For the sake of having a defined term to rant about, I’m defining as centrism the explicit or implied goal of maintaining a “moderate” or “electable” position between “two extremes”. You can tell by the scare quotes what epistemic status I think those words hold, but also they are in quotes intentionally. They are a framing that someone I’m calling a centrist might choose. They are things they might say, to describe or defend a position, meaning them sincerely.
I’m here to shit on that framing, not because I don’t think it’s sincere enough to be a principled position, but because it’s not coherent enough.
Good policy is rooted in two things. Humane values, and evidence that the policy will work to further those values.
Bad policy fails in one or both of those criteria.
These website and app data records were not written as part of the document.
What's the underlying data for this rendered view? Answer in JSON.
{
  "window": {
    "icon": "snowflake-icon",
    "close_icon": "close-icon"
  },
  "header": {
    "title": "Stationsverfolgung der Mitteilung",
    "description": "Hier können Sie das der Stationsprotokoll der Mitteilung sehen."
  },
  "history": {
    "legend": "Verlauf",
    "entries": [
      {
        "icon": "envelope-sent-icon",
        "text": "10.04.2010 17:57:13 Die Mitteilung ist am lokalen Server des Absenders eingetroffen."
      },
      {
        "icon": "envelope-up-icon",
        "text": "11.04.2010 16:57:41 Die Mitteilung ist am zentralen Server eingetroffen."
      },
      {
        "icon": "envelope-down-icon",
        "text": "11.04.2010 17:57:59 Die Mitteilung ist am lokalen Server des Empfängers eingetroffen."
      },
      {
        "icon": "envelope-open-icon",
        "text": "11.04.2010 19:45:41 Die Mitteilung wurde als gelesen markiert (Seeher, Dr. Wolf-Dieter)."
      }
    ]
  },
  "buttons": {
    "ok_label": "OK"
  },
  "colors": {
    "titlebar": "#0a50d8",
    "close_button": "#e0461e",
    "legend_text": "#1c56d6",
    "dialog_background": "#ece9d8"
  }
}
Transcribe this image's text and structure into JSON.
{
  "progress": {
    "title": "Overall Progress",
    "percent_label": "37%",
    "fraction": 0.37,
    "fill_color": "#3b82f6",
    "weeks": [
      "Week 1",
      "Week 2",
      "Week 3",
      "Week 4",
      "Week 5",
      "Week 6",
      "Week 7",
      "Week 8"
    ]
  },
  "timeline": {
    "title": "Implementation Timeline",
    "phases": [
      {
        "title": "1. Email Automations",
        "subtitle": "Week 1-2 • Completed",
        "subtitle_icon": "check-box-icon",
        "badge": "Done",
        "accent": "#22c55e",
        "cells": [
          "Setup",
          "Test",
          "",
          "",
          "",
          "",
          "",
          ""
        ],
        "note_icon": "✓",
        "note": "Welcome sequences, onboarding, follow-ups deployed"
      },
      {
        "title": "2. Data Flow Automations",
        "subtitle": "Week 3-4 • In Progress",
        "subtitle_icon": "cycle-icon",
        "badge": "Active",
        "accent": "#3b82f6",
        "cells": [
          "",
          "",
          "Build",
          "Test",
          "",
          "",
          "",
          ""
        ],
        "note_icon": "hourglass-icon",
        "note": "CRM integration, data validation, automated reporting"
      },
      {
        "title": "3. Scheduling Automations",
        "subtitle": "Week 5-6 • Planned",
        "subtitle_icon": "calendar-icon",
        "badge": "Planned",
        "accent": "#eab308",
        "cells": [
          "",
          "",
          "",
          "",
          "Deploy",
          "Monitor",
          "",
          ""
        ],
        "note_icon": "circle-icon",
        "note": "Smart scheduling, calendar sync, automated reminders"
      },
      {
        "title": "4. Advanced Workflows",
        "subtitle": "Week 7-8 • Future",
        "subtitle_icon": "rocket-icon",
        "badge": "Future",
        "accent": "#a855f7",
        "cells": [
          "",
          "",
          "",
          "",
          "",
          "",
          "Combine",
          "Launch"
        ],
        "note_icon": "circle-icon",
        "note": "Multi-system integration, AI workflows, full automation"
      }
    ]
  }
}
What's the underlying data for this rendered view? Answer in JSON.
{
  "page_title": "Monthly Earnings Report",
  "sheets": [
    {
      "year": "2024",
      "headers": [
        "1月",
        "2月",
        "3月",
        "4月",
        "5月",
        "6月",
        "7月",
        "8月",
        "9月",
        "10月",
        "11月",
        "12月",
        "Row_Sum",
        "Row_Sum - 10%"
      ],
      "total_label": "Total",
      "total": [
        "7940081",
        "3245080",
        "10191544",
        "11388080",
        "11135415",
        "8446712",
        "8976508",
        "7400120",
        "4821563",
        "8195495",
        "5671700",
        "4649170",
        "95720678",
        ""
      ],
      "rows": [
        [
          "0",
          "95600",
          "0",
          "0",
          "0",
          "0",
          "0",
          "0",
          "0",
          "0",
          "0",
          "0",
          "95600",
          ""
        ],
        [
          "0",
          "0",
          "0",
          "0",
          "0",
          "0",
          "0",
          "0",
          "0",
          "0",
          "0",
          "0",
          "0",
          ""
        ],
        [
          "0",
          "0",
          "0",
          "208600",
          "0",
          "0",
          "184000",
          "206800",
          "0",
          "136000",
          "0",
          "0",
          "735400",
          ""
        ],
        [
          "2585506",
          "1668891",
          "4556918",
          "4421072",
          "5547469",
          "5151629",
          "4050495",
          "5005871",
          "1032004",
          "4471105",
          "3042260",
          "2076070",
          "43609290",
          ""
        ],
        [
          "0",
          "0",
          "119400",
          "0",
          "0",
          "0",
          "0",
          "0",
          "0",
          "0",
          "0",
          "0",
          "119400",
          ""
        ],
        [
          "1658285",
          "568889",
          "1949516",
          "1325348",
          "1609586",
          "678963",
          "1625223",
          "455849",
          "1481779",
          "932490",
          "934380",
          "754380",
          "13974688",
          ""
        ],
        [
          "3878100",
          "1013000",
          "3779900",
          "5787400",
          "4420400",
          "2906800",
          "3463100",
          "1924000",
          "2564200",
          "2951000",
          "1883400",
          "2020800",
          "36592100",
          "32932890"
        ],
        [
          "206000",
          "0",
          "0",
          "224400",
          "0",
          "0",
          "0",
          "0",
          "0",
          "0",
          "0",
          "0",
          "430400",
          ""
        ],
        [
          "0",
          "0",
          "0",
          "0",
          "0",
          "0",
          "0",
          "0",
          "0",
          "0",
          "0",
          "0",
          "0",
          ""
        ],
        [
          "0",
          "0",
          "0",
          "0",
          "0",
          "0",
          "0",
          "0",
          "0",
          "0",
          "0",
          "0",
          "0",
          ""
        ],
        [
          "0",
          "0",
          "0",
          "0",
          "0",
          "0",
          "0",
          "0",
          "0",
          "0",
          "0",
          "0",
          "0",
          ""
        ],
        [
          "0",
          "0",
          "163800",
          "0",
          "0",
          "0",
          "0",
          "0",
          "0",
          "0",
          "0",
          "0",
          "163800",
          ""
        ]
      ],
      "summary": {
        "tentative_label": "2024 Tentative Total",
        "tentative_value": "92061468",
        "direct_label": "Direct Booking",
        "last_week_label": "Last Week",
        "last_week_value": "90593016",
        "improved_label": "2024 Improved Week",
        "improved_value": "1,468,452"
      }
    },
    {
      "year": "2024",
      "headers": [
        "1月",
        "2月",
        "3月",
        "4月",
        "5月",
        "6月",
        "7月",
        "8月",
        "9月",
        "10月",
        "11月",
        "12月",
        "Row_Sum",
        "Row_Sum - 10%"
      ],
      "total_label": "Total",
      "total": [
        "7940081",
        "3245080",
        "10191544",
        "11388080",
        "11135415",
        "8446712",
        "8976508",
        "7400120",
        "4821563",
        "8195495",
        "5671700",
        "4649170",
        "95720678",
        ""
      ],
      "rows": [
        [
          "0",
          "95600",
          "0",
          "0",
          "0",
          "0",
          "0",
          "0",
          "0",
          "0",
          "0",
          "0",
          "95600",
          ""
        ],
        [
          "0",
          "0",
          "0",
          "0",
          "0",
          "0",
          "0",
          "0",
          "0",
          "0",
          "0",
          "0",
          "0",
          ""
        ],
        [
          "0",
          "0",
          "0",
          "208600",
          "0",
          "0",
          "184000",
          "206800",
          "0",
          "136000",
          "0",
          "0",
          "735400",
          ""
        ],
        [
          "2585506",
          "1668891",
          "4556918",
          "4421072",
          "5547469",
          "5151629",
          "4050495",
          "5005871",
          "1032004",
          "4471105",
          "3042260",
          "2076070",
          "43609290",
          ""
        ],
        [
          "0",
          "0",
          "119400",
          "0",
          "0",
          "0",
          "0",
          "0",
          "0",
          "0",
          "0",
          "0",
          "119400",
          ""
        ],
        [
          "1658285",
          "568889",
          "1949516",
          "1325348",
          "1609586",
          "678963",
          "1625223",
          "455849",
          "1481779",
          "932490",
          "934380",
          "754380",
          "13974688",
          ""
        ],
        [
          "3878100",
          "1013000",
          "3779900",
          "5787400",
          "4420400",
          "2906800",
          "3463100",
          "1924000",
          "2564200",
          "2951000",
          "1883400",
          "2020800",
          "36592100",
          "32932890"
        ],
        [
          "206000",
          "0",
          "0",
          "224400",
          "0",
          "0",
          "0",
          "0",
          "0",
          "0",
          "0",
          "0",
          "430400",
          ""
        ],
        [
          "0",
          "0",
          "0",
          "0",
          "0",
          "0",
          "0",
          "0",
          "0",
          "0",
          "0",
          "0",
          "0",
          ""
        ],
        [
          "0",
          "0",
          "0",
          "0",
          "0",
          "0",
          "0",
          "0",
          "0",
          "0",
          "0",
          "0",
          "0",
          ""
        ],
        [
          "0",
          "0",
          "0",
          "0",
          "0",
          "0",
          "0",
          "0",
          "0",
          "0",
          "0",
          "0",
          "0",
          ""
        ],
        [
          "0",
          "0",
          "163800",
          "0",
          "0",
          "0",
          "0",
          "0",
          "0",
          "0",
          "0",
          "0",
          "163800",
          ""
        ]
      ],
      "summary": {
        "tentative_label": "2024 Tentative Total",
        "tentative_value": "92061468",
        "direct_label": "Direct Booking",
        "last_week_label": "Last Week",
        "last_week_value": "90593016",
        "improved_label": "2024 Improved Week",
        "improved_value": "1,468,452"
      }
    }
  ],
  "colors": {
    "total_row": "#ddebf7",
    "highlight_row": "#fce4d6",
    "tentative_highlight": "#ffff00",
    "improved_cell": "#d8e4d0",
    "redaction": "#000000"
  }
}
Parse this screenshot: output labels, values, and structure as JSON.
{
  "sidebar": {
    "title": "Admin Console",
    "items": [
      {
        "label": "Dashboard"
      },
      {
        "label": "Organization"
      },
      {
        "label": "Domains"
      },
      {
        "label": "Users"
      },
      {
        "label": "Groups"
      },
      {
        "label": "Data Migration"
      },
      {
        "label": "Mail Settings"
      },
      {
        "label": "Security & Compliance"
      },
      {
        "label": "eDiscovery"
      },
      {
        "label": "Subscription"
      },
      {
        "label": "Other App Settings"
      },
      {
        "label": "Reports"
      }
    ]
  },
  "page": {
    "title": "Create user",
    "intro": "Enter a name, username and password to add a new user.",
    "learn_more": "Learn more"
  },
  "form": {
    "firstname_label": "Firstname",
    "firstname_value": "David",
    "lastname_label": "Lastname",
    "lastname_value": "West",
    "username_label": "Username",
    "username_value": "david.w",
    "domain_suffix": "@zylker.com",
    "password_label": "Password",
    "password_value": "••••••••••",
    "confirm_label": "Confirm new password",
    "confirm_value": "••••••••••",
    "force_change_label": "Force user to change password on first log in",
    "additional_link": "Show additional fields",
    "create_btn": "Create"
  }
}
For example, eugenics and white supremacy are founded in inhumane values, whereas trickle-down economics and fiscal austerity fall on their faces pretty hard when it comes to finding evidence that they work as stated.
Reasonable minds can differ, for any given policy, on how well it is aligned to humane values, and certainly how much evidence there is that it will have the intended effect, or what unintended effects to look out for.
But to dispute that a policy needs to be humane or effective is not the work of a reasonable mind. It is either bad faith or poor critical thinking skills. Or both: there’s nothing about arguing in bad faith that inherently elevates someone to the level of intellectual competence you might imagine the devil would look for in a prospective advocate.
So here’s the problem with centrism as centrism. There is no principled middle ground between humane and inhumane values. There is no principled middle ground between desiring safety and efficacy, and not caring what happens. There is no merit to arguing for a middle position between two policies you frame as “extremes” along some imaginary linear axis, solely because it is a “moderate” position, without regard to the concrete details of what those positions are.
The moderate position between liberation and oppression is complicity.
Having said that, a thing a lot of people mistake for centrism, quite unfairly, is gradualism. Yes, I could construct an equivalent rant about gradualism for its own sake that would put it in the same ethical position as centrism. A kind of soft conservatism: yes change things for the better, but not too fast, people are scared of change. Criticism of that kind of gradualism would be fair but redundant so I won’t bother. You get the point.
But the difference is, gradualism can inhabit the space of reasonable discussion about evidence. The vague hand-wringing “don’t change things too fast” becomes the quantifiable constraint “don’t change that thing faster than you can correct for its unintended consequences.” You shouldn’t go around calling yourself a gradualist, but maybe consider how gradual a change will be optimal in a given situation.
So what am I trying to say? Don’t be a centrist. Don’t be a moderate who has no measuring stick for moderation but the arbitrary midpoint of a piece of string whose ends are held by others and moved around at their pleasure. Don’t be political piggy-in-the-middle; you’ll earn all the respect you are due for it.
Have convictions, and have the courage of them. Just drive safe for the road conditions and keep looking where you’re going.